▶ **Problem**
Bring together all lines from the listing below that contain the string "image".

▶ **Records provided**

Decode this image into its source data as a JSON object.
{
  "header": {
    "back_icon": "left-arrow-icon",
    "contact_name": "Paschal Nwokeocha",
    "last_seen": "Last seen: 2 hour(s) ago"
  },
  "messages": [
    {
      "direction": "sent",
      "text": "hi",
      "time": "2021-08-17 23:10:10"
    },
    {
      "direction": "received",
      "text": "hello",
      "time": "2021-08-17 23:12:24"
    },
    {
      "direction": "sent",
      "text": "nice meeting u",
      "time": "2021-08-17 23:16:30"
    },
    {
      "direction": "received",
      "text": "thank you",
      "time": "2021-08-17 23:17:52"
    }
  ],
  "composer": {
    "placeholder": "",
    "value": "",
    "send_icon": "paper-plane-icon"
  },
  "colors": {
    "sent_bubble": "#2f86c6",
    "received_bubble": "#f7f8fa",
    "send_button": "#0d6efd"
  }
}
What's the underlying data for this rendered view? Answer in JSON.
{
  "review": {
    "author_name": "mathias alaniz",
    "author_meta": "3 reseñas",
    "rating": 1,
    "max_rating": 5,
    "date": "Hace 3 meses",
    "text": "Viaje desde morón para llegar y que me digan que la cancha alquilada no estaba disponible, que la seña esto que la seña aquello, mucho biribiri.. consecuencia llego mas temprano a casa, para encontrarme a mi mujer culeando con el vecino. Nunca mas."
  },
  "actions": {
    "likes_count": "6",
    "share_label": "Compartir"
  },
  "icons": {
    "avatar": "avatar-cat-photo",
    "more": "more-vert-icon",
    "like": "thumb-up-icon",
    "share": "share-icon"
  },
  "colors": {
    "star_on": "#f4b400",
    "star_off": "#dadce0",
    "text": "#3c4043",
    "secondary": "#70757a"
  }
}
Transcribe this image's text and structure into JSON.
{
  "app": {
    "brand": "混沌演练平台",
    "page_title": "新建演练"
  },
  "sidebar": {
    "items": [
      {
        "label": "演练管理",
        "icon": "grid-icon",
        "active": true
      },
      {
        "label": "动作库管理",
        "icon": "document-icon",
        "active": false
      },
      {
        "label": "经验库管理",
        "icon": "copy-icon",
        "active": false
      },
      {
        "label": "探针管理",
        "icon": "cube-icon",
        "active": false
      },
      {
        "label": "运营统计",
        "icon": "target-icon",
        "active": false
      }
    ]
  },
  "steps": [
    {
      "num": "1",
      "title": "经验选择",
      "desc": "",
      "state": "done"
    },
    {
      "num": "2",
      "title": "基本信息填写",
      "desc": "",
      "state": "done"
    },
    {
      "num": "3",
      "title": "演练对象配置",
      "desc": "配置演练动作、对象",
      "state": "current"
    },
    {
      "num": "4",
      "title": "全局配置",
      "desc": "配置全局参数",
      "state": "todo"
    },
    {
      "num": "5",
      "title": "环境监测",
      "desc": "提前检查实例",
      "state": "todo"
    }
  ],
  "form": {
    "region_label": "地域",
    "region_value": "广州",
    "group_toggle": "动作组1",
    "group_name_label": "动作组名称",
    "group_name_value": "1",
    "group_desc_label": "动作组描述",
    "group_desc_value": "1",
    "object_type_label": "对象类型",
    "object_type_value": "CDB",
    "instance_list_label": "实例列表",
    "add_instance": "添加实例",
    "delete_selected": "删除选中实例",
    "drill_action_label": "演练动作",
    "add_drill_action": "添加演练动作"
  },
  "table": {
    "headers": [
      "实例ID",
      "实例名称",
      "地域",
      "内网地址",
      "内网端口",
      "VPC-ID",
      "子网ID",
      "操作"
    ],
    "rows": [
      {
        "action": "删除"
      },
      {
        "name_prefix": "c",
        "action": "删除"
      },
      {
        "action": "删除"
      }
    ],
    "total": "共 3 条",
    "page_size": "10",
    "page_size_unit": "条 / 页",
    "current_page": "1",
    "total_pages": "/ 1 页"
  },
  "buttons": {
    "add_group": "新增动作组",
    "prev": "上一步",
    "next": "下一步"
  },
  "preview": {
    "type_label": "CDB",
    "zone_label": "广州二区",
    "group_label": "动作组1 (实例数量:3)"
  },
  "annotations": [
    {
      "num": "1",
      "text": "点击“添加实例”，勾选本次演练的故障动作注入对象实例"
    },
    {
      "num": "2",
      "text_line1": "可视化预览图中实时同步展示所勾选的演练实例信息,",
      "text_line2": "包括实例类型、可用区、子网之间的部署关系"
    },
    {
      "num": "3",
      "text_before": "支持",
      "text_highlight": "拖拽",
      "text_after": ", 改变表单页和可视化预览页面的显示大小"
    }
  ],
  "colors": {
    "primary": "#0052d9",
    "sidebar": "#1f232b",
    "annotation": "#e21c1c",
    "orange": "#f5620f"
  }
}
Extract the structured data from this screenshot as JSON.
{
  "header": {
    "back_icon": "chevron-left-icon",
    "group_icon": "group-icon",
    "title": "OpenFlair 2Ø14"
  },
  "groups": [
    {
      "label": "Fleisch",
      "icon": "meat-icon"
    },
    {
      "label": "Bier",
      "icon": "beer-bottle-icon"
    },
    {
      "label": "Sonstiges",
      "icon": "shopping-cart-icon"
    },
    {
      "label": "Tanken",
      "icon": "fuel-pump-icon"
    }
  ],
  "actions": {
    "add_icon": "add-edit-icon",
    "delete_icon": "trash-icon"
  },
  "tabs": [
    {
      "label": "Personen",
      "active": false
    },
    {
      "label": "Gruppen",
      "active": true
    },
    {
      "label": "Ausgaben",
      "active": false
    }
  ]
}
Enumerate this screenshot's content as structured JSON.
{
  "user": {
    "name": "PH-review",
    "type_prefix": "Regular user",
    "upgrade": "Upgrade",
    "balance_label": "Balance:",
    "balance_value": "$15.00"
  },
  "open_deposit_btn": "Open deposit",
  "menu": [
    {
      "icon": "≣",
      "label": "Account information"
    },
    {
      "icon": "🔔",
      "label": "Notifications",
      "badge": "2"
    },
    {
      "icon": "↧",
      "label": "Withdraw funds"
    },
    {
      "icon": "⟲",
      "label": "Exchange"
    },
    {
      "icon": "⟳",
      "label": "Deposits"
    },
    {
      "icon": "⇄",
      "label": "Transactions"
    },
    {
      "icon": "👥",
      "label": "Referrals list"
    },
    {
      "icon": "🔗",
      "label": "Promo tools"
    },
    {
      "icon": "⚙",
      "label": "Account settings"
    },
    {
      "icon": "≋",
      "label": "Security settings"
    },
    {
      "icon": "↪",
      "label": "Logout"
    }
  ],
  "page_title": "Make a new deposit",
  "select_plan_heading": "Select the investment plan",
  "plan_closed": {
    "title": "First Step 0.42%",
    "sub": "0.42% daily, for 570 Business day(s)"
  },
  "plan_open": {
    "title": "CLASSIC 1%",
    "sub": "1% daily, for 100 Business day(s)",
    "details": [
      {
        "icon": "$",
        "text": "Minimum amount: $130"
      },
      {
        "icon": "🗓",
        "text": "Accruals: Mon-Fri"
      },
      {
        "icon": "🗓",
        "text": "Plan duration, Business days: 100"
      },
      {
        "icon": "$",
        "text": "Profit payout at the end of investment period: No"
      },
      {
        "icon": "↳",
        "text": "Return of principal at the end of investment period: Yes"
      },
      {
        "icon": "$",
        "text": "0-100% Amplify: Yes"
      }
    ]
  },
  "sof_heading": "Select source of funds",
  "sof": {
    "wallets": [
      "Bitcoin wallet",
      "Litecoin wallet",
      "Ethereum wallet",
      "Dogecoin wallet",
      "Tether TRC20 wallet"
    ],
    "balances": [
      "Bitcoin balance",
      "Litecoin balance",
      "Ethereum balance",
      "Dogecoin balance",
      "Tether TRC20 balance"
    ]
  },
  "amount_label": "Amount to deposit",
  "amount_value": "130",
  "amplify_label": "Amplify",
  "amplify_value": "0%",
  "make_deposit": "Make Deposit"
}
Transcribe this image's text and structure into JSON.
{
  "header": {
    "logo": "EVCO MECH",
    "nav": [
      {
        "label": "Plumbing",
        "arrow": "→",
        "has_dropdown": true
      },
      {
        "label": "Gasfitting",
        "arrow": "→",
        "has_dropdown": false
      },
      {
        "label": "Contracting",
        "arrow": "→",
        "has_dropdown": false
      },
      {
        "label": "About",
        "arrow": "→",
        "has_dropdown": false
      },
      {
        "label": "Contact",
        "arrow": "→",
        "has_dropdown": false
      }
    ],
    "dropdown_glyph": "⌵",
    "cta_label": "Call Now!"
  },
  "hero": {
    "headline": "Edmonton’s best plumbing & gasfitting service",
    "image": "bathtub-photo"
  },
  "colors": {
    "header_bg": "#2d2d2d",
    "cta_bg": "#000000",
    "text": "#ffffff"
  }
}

▶ **Result**
Decode this image into its source data as a JSON object.
Transcribe this image's text and structure into JSON.
Transcribe this image's text and structure into JSON.
    "image": "bathtub-photo"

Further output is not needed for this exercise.